Dave Clements | 16 February 2007
“The UK is the worst place to grow up in the industrialised world” screamed the headlines, following the publication of UNICEF’s damning report. Added to the coincidence of an almost simultaneous bate of shootings in South London, commentators with their own particular spin on events, and state enforcers with a peculiar grasp on reality, were each whipped into a frenzy. Not only did the Met go on a ridiculous PR offensive, flooding the streets with the boys in blue (after the fact). But the new blue eyed ‘boy’ on the block, David Cameron, revived the old blue rinse chestnut that it was family breakdown that done it.
Meanwhile, the congealing together of unflattering but often unrelated, and sometimes plain dodgy stats on what terrible lives our children lead, found a welcome ‘we told you so’ from children’s rights lobbyists. They were already convinced that abuse and neglect are rife, and that nasty adults just don’t care. But with all the talk about poor parenting that seemed to unite all sides in the debate, poverty itself didn’t get a look in – despite the fact that it was the likes of the Peckham of Damiola Taylor infamy (not Kensington or Hampstead) where the shootings actually happened.

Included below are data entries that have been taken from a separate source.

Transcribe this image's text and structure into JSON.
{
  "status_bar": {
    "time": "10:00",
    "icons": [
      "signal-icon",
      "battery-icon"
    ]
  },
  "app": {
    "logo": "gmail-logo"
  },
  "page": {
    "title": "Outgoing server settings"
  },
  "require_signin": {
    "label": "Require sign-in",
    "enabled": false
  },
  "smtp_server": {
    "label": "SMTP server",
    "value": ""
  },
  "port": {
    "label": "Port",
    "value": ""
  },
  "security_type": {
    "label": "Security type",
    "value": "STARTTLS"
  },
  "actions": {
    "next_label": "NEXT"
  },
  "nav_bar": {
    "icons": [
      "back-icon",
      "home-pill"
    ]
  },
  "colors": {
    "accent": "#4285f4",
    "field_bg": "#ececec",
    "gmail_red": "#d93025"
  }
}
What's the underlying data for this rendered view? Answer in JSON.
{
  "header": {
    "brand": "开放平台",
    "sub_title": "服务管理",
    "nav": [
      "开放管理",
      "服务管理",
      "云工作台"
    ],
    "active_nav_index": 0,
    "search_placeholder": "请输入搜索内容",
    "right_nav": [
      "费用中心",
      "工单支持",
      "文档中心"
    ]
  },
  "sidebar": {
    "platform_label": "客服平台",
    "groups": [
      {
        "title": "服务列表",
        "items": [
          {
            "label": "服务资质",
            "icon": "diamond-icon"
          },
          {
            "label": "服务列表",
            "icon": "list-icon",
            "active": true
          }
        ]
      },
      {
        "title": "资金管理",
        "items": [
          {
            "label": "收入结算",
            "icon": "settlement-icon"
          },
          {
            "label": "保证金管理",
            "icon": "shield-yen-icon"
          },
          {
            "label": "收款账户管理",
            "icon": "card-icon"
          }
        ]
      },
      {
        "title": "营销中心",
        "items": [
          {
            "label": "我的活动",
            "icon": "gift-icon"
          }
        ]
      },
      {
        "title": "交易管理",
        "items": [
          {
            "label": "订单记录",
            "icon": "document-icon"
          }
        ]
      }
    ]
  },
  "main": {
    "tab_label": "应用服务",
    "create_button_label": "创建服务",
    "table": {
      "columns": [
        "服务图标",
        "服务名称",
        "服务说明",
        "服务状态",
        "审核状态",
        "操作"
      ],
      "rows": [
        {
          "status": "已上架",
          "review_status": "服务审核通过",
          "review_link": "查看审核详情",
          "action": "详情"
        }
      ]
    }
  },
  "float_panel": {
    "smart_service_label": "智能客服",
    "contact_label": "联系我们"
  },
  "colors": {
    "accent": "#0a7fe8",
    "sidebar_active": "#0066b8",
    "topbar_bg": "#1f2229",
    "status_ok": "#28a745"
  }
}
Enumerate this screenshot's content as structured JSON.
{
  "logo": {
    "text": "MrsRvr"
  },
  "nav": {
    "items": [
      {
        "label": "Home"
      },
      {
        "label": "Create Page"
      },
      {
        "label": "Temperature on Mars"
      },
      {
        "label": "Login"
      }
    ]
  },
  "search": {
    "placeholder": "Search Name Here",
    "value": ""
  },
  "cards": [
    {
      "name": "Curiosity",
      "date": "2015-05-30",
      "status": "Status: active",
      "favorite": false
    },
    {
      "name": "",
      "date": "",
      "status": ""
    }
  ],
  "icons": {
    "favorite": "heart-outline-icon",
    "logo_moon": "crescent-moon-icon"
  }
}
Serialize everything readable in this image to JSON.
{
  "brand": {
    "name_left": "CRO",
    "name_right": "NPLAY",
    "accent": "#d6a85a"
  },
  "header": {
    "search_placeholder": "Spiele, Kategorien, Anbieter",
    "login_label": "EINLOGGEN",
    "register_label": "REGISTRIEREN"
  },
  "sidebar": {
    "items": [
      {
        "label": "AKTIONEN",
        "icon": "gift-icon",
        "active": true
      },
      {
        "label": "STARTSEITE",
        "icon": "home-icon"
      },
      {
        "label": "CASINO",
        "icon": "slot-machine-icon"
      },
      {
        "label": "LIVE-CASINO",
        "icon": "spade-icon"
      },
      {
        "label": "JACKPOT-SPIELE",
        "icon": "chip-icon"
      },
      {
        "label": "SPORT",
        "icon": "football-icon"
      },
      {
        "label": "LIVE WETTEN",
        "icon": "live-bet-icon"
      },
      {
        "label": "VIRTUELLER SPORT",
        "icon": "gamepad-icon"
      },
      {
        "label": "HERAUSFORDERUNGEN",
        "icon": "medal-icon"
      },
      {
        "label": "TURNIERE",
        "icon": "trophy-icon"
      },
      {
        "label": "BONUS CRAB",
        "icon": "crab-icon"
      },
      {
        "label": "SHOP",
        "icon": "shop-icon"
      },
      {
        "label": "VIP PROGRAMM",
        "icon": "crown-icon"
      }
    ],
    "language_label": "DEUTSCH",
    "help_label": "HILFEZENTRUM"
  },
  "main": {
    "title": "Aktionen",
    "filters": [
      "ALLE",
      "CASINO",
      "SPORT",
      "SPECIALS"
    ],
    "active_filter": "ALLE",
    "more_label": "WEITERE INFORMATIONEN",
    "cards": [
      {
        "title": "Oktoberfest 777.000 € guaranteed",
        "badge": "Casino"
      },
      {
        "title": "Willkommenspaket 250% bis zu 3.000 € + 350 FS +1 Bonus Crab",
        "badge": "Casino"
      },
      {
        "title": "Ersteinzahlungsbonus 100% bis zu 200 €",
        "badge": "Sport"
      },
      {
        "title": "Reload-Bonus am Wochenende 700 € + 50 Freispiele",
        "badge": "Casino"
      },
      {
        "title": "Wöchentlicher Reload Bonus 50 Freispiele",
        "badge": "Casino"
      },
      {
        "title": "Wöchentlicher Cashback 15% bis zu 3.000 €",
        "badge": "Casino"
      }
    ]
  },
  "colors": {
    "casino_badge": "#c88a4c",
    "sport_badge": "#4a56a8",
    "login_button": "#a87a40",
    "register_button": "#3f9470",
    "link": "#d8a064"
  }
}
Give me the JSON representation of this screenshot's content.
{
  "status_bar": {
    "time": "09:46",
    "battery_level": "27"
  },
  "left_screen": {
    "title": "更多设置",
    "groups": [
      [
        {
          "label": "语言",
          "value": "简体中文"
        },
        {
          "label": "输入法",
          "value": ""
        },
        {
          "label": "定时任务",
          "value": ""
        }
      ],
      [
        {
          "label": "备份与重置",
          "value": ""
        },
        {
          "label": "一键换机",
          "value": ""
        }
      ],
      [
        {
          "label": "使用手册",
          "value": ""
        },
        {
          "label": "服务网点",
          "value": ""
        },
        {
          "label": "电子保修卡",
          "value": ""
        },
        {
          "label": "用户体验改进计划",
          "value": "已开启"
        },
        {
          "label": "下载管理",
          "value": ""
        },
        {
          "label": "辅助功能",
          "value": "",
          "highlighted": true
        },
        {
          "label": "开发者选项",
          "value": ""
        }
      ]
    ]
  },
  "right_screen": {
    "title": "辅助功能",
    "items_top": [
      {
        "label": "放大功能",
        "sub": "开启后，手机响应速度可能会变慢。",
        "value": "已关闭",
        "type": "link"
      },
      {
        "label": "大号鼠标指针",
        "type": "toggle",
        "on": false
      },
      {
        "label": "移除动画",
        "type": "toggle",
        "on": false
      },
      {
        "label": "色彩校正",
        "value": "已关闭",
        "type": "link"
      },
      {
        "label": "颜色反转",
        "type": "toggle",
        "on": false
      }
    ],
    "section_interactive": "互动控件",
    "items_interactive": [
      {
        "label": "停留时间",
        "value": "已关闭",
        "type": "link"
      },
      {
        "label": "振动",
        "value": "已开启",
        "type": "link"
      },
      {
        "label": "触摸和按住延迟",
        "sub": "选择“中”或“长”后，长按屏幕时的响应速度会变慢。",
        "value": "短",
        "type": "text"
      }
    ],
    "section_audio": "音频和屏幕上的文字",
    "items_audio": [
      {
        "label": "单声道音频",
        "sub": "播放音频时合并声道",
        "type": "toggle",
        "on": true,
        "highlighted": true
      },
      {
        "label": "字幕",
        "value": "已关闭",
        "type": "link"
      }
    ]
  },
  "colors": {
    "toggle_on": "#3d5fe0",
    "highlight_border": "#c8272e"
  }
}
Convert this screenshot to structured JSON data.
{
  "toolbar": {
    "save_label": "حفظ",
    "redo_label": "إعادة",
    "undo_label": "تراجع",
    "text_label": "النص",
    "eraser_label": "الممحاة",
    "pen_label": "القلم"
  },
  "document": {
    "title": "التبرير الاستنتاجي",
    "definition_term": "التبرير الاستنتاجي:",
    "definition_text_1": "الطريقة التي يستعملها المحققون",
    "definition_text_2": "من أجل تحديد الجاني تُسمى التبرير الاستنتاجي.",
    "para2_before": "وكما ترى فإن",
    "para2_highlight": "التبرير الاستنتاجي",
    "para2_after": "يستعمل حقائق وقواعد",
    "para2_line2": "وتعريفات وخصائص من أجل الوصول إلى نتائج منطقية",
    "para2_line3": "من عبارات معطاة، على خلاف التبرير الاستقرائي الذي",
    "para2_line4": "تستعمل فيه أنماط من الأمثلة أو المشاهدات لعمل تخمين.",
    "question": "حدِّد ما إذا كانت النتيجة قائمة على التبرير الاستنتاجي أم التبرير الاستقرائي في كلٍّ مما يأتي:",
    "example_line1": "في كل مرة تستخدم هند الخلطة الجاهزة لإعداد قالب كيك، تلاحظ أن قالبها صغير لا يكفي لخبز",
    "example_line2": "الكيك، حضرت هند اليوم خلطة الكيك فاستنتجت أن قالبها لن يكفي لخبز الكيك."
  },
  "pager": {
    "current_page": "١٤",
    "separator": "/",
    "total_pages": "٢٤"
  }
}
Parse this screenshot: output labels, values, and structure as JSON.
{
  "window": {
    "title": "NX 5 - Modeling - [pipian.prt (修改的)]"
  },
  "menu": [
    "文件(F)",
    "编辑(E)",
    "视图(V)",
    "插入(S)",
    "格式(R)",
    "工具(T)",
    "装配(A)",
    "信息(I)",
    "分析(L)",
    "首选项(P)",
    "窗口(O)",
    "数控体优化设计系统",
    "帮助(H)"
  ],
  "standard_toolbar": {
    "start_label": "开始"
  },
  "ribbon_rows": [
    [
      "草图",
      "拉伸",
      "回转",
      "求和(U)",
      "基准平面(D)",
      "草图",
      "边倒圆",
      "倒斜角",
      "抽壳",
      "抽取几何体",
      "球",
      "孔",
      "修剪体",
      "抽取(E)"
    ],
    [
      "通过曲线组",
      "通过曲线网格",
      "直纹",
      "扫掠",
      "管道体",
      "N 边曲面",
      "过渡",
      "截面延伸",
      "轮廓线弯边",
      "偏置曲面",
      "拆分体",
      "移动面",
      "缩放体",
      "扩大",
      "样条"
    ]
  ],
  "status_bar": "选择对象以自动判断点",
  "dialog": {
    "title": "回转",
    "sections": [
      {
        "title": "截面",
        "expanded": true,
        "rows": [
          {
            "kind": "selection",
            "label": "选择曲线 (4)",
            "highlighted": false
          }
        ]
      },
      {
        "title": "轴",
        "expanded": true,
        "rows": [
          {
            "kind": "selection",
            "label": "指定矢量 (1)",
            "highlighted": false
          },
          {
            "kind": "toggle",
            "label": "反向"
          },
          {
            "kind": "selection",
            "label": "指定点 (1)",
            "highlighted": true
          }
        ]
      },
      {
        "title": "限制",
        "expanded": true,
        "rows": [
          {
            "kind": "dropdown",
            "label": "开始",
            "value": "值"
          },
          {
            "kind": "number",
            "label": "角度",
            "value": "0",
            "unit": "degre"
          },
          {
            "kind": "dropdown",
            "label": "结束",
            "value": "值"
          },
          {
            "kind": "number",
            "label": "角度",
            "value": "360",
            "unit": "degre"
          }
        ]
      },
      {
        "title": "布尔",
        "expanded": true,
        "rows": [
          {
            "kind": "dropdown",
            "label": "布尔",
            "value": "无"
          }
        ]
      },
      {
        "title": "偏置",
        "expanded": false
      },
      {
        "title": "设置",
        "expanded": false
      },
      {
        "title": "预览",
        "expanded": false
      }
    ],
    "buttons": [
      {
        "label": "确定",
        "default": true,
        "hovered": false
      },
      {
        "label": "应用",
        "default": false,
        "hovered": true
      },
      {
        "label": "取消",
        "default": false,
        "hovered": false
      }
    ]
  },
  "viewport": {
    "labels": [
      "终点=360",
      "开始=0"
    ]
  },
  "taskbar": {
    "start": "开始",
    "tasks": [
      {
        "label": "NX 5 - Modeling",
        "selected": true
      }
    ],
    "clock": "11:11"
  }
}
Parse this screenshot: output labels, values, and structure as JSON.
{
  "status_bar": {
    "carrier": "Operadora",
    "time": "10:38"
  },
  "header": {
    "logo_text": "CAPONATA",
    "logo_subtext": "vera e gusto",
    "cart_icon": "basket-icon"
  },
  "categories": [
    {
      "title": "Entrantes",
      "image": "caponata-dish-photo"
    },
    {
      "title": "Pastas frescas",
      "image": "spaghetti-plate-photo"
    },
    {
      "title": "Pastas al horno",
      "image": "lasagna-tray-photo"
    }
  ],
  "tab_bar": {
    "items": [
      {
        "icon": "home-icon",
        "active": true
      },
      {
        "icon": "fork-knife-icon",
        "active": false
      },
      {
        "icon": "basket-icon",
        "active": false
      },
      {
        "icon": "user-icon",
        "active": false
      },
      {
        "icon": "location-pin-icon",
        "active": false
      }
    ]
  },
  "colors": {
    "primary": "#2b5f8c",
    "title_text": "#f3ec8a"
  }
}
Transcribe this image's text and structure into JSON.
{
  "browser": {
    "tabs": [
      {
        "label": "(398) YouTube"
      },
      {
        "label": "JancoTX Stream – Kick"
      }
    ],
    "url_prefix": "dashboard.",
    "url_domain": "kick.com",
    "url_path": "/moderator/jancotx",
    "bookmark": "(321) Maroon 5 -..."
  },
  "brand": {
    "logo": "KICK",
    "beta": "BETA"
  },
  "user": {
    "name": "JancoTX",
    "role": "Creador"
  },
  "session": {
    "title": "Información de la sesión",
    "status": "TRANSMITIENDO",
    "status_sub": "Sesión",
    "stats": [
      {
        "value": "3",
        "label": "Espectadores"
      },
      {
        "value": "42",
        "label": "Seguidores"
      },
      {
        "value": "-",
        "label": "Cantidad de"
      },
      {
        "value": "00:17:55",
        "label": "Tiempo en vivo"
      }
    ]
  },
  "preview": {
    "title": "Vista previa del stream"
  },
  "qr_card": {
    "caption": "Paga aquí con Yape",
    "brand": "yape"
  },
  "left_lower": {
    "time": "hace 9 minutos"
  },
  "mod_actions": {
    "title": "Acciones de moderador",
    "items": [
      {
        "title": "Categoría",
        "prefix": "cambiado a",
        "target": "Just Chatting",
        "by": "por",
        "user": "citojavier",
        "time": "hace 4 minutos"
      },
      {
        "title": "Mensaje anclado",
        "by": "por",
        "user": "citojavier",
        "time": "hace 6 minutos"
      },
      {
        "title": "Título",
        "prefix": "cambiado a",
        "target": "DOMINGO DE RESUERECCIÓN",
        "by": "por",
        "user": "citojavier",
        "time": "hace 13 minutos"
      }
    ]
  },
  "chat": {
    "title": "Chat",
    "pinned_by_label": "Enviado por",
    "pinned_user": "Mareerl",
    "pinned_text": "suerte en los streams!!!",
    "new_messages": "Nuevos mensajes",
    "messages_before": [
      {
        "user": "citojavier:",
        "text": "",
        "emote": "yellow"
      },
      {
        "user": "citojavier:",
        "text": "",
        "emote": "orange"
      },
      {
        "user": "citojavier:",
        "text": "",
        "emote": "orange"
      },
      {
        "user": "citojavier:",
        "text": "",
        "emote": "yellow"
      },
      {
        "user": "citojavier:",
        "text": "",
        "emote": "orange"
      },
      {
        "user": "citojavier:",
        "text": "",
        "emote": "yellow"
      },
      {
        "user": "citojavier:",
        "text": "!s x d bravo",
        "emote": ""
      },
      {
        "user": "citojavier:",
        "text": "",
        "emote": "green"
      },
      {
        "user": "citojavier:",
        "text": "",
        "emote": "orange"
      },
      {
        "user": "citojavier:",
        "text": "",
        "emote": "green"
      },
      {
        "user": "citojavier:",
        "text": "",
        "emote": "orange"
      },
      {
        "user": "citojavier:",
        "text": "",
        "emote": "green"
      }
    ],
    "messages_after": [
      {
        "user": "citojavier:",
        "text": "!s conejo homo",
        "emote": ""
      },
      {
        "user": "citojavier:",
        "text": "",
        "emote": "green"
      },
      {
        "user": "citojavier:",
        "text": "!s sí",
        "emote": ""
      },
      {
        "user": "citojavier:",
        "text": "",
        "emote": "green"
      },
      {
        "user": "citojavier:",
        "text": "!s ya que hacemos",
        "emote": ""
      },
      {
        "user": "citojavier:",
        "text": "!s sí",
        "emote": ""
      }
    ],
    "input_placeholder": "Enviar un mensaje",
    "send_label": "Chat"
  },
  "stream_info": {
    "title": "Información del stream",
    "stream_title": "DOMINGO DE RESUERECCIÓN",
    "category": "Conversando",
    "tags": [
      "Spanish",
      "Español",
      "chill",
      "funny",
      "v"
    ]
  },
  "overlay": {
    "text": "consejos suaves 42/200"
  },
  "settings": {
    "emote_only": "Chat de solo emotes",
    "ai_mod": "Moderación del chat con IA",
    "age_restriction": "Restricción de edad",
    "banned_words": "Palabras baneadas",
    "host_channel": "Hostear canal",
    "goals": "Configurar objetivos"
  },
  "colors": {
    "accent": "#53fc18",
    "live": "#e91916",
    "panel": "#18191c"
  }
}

And yet for all the left-liberal bleating about the spectre of moral collapse – well, they didn’t say as much because relativists, unlike their right-leaning fellow travellers on this issue, don’t do morals – it took one Tony Blair to put things in perspective. Recent events he said, in response to an ever-opportunistic Cameron, were ‘not a metaphor for the state of British society’ or for that matter ‘the state of British youth today’.
Of course, this was a bit rich coming from a man who claimed in the Every Child Matters Green Paper that there are children out there whose “lives are filled with risk, fear and danger … from the people closest to them” and that “they are a standing shame to us all”. Indeed, he might have claimed credit for being ahead of the game in turning the tragic and avoidable death of Victoria Climbie at the hands of her carers, into a campaign against the hidden horrors of family life. But to his credit he didn’t do that.
Admittedly he may have blown it again since the first draft of this ‘comment’, as he announced a change in the law on reducing the age for convictions for possession of a firearm. This was just another familiar episode in the gesture politics for which his government is all too well known. But for that one moment at least, the outgoing prime minister kept his head when everyone else in public life seemed to be losing theirs.